Normally we reserve these opening remarks for something leading you into the story, but just take a second to re-read over that headline.
A 76-year-old man ... made two holes-in-one over a three-day span ... and then made an albatross, or double-eagle, the next day.
Yes, Bob Hullender, a runner-up at the 1994 U.S. Senior Amateur and four-time Texas state senior amateur champion, pulled off three of the rarest golf shots in the world in five days, make two ones and an albatross in less than a week.
Here is the report, via Play San Antonio Golf ...
On Friday, Jan. 3, he aced No. 16 at the La Loma Course at Fort Sam Houston with a 7-iron from 158 yards; Monday, Jan. 6, he put down the second ace at Brackenridge Park on the 138-yard 10th with a 9-iron.

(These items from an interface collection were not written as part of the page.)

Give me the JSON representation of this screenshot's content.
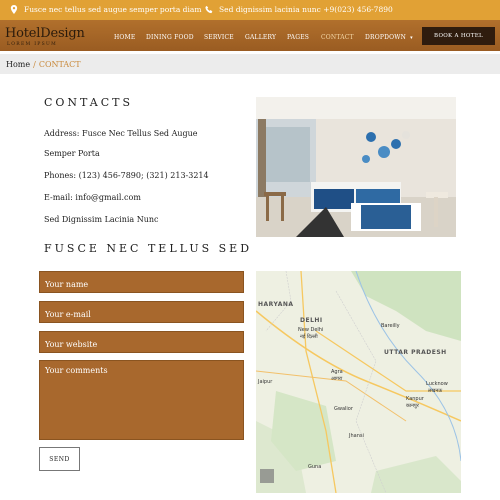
{
  "topbar": {
    "address": "Fusce nec tellus sed augue semper porta diam",
    "phone": "Sed dignissim lacinia nunc +9(023) 456-7890"
  },
  "brand": {
    "name": "HotelDesign",
    "tagline": "LOREM IPSUM"
  },
  "nav": {
    "items": [
      "HOME",
      "DINING FOOD",
      "SERVICE",
      "GALLERY",
      "PAGES",
      "CONTACT",
      "DROPDOWN"
    ],
    "active": "CONTACT",
    "book_label": "BOOK A HOTEL"
  },
  "breadcrumb": {
    "home": "Home",
    "separator": "/",
    "current": "CONTACT"
  },
  "contacts": {
    "heading": "CONTACTS",
    "address_line1": "Address: Fusce Nec Tellus Sed Augue",
    "address_line2": "Semper Porta",
    "phones": "Phones: (123) 456-7890; (321) 213-3214",
    "email": "E-mail: info@gmail.com",
    "note": "Sed Dignissim Lacinia Nunc"
  },
  "form": {
    "heading": "FUSCE NEC TELLUS SED",
    "name_placeholder": "Your name",
    "email_placeholder": "Your e-mail",
    "website_placeholder": "Your website",
    "comments_placeholder": "Your comments",
    "send_label": "SEND"
  },
  "map": {
    "labels": {
      "haryana": "HARYANA",
      "delhi": "DELHI",
      "new_delhi": "New Delhi",
      "new_delhi_hi": "नई दिल्ली",
      "uttar_pradesh": "UTTAR PRADESH",
      "agra": "Agra",
      "agra_hi": "आगरा",
      "gwalior": "Gwalior",
      "lucknow": "Lucknow",
      "lucknow_hi": "लखनऊ",
      "kanpur": "Kanpur",
      "kanpur_hi": "कानपुर",
      "jaipur": "Jaipur",
      "bareilly": "Bareilly",
      "jhansi": "Jhansi",
      "guna": "Guna"
    }
  },
  "colors": {
    "topbar": "#e1a135",
    "navbar": "#a8672a",
    "book_button": "#2f1c0e",
    "field_bg": "#a8682d",
    "accent_text": "#c98a3c"
  }
}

The day after the second ace, Tuesday, Jan. 7, (friend Mike Arnold) was playing in a group in front of Hullender at OlmosBasin Golf Course and had just finished his round on the par-5 18th that was playing close to 500 yards. Soon, word made it to the clubhouse that Hullender produced another remarkable shot. He'd double-eagled from 215 yards using a 3-iron loft hydrid.
Just how rare is this feat? So rare that they don't even have stats to define this. Basically the National Hole-in-One Registry says it is about 67 million-to-1 that someone could make two aces in the same round, and while Hullender didn't pull that off, I'd say the odds have to be higher to make two in the same week along with the rarest shots of all, a double-eagle.
Hullender says in the story that he's made 24 aces over the course of his career including four over the last 12 months, and has knocked in five double-eagles in his life which basically means I will never play this man for money or hit irons next to him on a range.
What an incredible story and accomplishment, and something I think most can agree won't happen again for a very, very long time.